More than 30,000 prescriptions for Bayer AG's Cipro were written last year after anthrax-tainted letters, which killed five people, were sent to US government officials and media outlets in three states in the weeks following the September 11 attacks.

Many more people self-prescribed the drug after obtaining it from the Internet or abroad, which increased the risk of drug resistance as well as complications from serious side effects.

"Here we have a situation where a very important broad-spectrum antibiotic is massively used and we have the risk that more people can develop drug-resistant complications, which could lead to death, than would have actually been killed in the anthrax attacks," Dr. Chris Willmott told a science conference.

The professor at Leicester University in central England cited research from scientists at Johns Hopkins University in the United States, who modeled the impact of 5,000 prescriptions of Cipro.
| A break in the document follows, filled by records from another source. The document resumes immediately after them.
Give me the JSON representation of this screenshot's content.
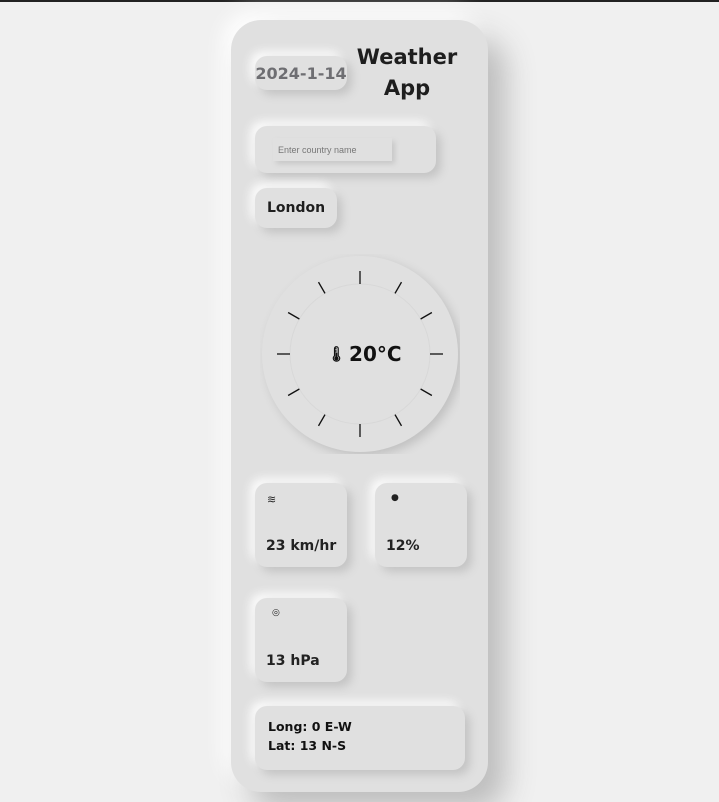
{
  "header": {
    "date": "2024-1-14",
    "title": "Weather App"
  },
  "search": {
    "placeholder": "Enter country name",
    "value": ""
  },
  "city": "London",
  "temperature": {
    "value": "20°C",
    "icon": "thermometer-icon"
  },
  "stats": {
    "wind": {
      "icon": "wind-icon",
      "value": "23 km/hr"
    },
    "humidity": {
      "icon": "droplet-icon",
      "value": "12%"
    },
    "pressure": {
      "icon": "gauge-icon",
      "value": "13 hPa"
    }
  },
  "coords": {
    "long": "Long: 0 E-W",
    "lat": "Lat: 13 N-S"
  }
}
The results suggested it would have prevented nine cases of anthrax.

"At the same time, about two people per hour in American hospitals are dying of complications of drug-resistant bacteria. That equates to around about 17,000 people a year," Willmott added.
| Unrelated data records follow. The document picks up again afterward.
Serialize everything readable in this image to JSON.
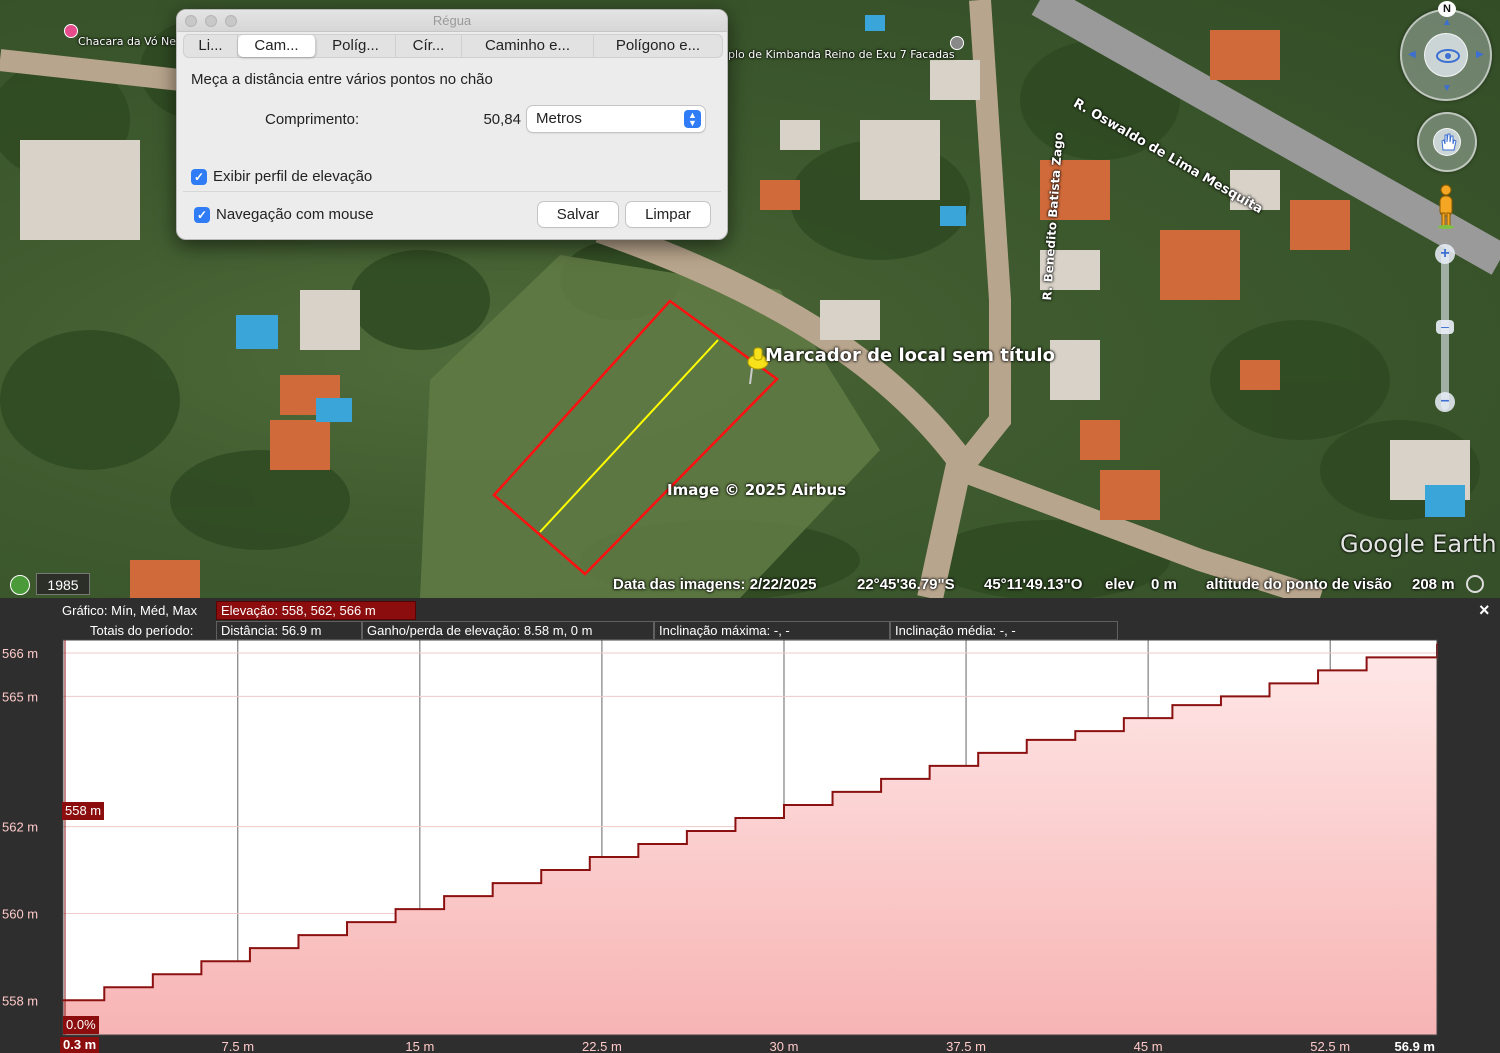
{
  "ruler": {
    "title": "Régua",
    "tabs": [
      {
        "label": "Li..."
      },
      {
        "label": "Cam..."
      },
      {
        "label": "Políg..."
      },
      {
        "label": "Cír..."
      },
      {
        "label": "Caminho e..."
      },
      {
        "label": "Polígono e..."
      }
    ],
    "active_tab": 1,
    "description": "Meça a distância entre vários pontos no chão",
    "length_label": "Comprimento:",
    "length_value": "50,84",
    "unit_selected": "Metros",
    "show_elevation_profile_label": "Exibir perfil de elevação",
    "show_elevation_profile_checked": true,
    "mouse_navigation_label": "Navegação com mouse",
    "mouse_navigation_checked": true,
    "save_label": "Salvar",
    "clear_label": "Limpar"
  },
  "map": {
    "place_labels": {
      "chacara": "Chacara da Vó Ne",
      "kimbanda": "plo de Kimbanda Reino de Exu 7 Facadas"
    },
    "street_labels": {
      "oswaldo": "R. Oswaldo de Lima Mesquita",
      "benedito": "R. Benedito Batista Zago"
    },
    "placemark_label": "Marcador de local sem título",
    "copyright": "Image © 2025 Airbus",
    "brand": "Google Earth",
    "compass_north": "N",
    "historical_year": "1985"
  },
  "status_bar": {
    "imagery_date": "Data das imagens: 2/22/2025",
    "latitude": "22°45'36.79\"S",
    "longitude": "45°11'49.13\"O",
    "elev_label": "elev",
    "elev_value": "0 m",
    "eye_alt_label": "altitude do ponto de visão",
    "eye_alt_value": "208 m"
  },
  "profile": {
    "graph_label": "Gráfico: Mín, Méd, Max",
    "elevation_summary": "Elevação: 558, 562, 566 m",
    "totals_label": "Totais do período:",
    "distance": "Distância: 56.9 m",
    "gain_loss": "Ganho/perda de elevação: 8.58 m, 0 m",
    "max_slope": "Inclinação máxima: -, -",
    "avg_slope": "Inclinação média: -, -",
    "close_icon": "×",
    "cursor_elevation": "558 m",
    "cursor_slope": "0.0%",
    "cursor_distance": "0.3 m"
  },
  "chart_data": {
    "type": "area",
    "x": [
      0.3,
      2,
      4,
      6,
      8,
      10,
      12,
      14,
      16,
      18,
      20,
      22,
      24,
      26,
      28,
      30,
      32,
      34,
      36,
      38,
      40,
      42,
      44,
      46,
      48,
      50,
      52,
      54,
      56.9
    ],
    "y": [
      558.0,
      558.3,
      558.6,
      558.9,
      559.2,
      559.5,
      559.8,
      560.1,
      560.4,
      560.7,
      561.0,
      561.3,
      561.6,
      561.9,
      562.2,
      562.5,
      562.8,
      563.1,
      563.4,
      563.7,
      564.0,
      564.2,
      564.5,
      564.8,
      565.0,
      565.3,
      565.6,
      565.9,
      566.2
    ],
    "x_ticks": [
      "0.3 m",
      "7.5 m",
      "15 m",
      "22.5 m",
      "30 m",
      "37.5 m",
      "45 m",
      "52.5 m",
      "56.9 m"
    ],
    "x_tick_values": [
      0.3,
      7.5,
      15,
      22.5,
      30,
      37.5,
      45,
      52.5,
      56.9
    ],
    "y_ticks": [
      "566 m",
      "565 m",
      "562 m",
      "560 m",
      "558 m"
    ],
    "y_tick_values": [
      566,
      565,
      562,
      560,
      558
    ],
    "xlim": [
      0.3,
      56.9
    ],
    "ylim": [
      557.2,
      566.3
    ],
    "grid": true,
    "colors": {
      "line": "#8b1010",
      "fill_top": "#ffe8e8",
      "fill_bottom": "#f7b4b4"
    }
  }
}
Cipro, or ciprofloxacin, is an antibiotic that is used for a wide range of bacterial infections and life-threatening illnesses such as pneumonia, meningitis and septicaemia, which unlike anthrax can easily be transmitted to other people.

Willmott told the British Association for the Advancement of Science festival that overprescribing Cipro increases the threat of resistance and could make people vulnerable to other infections.

The US Centers for Disease Control and Prevention now recommends doxycycline, a member of a different class of antibiotics, instead of Cipro against anthrax.

"The frenzy whipped up regarding Cipro as the only cure for anthrax led to widespread and unnecessary self-prescription of ciprofloxacin," said Willmott.

"It remains to be seen if there is a significant increase in resistance-associated fatalities resulting from this unregulated misuse of a vital antibacterial drug," he added.

Last month, scientists at Rockefeller University in New York announced they may have found a new treatment that would make it impossible for anthrax to mutate into a resistant form.